(Component data from apps and pages)
━━━━━━━━━━━━━━━━
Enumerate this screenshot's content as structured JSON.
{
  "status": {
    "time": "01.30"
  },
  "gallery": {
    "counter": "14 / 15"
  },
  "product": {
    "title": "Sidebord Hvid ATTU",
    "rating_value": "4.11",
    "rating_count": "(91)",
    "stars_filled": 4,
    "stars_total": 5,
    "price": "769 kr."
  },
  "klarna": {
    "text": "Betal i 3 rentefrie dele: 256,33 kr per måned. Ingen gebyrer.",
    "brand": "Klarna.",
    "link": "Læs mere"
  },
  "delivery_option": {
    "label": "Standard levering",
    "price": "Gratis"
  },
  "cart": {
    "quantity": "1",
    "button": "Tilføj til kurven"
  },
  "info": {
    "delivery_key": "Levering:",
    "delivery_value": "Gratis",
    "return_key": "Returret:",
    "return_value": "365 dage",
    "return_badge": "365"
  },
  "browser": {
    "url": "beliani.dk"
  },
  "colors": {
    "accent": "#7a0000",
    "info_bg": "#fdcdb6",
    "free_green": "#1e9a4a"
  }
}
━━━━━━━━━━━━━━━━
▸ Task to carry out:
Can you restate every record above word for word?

▸ The answer:
Enumerate this screenshot's content as structured JSON.
{
  "status": {
    "time": "01.30"
  },
  "gallery": {
    "counter": "14 / 15"
  },
  "product": {
    "title": "Sidebord Hvid ATTU",
    "rating_value": "4.11",
    "rating_count": "(91)",
    "stars_filled": 4,
    "stars_total": 5,
    "price": "769 kr."
  },
  "klarna": {
    "text": "Betal i 3 rentefrie dele: 256,33 kr per måned. Ingen gebyrer.",
    "brand": "Klarna.",
    "link": "Læs mere"
  },
  "delivery_option": {
    "label": "Standard levering",
    "price": "Gratis"
  },
  "cart": {
    "quantity": "1",
    "button": "Tilføj til kurven"
  },
  "info": {
    "delivery_key": "Levering:",
    "delivery_value": "Gratis",
    "return_key": "Returret:",
    "return_value": "365 dage",
    "return_badge": "365"
  },
  "browser": {
    "url": "beliani.dk"
  },
  "colors": {
    "accent": "#7a0000",
    "info_bg": "#fdcdb6",
    "free_green": "#1e9a4a"
  }
}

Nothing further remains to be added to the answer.